So while we know that flipping our natural sleep/wake schedule on its head can be harmful, we don’t completely know why. Some scientists, including the authors of the current paper, think hormones have something to do with it. They’ve been exploring the physiological effects of shift work on the body for years.

For one previous study, they measured workers’ levels of 8-OH-dG, which is a chemical byproduct of the DNA repair process. (All day long, we bruise and ding our DNA. At night, it should fix itself.) They found that people who slept at night had higher levels of 8-OH-dG in their urine than day sleepers, which suggests that their bodies were healing more damage.

The researchers wondered if the differing 8-OH-dG levels could be somehow related to the hormone melatonin, which helps regulate our body clocks. They went back to the archived urine from the first study and identified 50 workers whose melatonin levels differed drastically between night-sleeping and day-sleeping days. They then tested those workers’ samples for 8-OH-dG.

The difference between the two sleeping periods was dramatic. During sleep on the day before working a night shift, workers produced only 20 percent as much 8-OH-dG as they did when sleeping at night.

"This likely reflects a reduced capacity to repair oxidative DNA damage due to insufficient levels of melatonin,” the authors write, “and may result in cells harbouring higher levels of DNA damage."

DNA damage is considered one of the most fundamental causes of cancer.

Lead author Parveen Bhatti says it’s possible that taking melatonin supplements could help, but it’s still too soon to tell. This was a very small study, the participants were all white, and the researchers didn't control for lifestyle-related variables like what the workers ate.

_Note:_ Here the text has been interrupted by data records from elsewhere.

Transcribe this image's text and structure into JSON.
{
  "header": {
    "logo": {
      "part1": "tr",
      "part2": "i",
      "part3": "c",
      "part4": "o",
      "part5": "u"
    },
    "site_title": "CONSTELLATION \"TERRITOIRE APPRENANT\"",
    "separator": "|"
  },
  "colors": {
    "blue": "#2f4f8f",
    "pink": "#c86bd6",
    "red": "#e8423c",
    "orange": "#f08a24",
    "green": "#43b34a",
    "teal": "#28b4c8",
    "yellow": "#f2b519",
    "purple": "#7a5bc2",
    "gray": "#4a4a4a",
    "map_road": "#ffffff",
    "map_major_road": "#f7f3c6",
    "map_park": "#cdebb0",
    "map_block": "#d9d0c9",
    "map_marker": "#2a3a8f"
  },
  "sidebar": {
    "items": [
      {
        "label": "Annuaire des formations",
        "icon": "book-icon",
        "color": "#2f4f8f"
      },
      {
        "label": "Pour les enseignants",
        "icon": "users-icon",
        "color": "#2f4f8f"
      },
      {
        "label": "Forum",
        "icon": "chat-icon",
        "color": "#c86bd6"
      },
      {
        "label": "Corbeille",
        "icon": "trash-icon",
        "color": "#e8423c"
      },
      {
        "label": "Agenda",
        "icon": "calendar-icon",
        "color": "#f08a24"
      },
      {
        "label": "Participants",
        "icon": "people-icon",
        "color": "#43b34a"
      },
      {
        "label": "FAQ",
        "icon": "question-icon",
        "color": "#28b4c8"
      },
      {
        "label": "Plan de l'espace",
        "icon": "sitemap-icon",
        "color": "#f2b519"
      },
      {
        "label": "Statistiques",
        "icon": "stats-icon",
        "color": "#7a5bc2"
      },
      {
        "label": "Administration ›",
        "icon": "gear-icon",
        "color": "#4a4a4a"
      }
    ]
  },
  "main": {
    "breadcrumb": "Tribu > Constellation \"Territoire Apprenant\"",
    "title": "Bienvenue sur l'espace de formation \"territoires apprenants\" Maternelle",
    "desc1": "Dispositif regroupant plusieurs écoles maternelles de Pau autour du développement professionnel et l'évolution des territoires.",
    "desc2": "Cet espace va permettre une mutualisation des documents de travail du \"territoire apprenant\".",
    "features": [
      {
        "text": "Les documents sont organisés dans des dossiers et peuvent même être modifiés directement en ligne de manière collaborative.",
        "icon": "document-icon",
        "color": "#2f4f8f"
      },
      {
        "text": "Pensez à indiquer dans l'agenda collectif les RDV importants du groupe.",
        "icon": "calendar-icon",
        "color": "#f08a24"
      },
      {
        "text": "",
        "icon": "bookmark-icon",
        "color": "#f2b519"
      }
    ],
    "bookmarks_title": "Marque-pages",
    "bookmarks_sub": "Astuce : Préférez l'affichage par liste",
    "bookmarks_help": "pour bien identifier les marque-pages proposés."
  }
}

“In the meantime,” Bhatti told Mental Floss, “shift workers should remain vigilant about following current health guidelines, such as not smoking, eating a balanced diet and getting plenty of sleep and exercise.”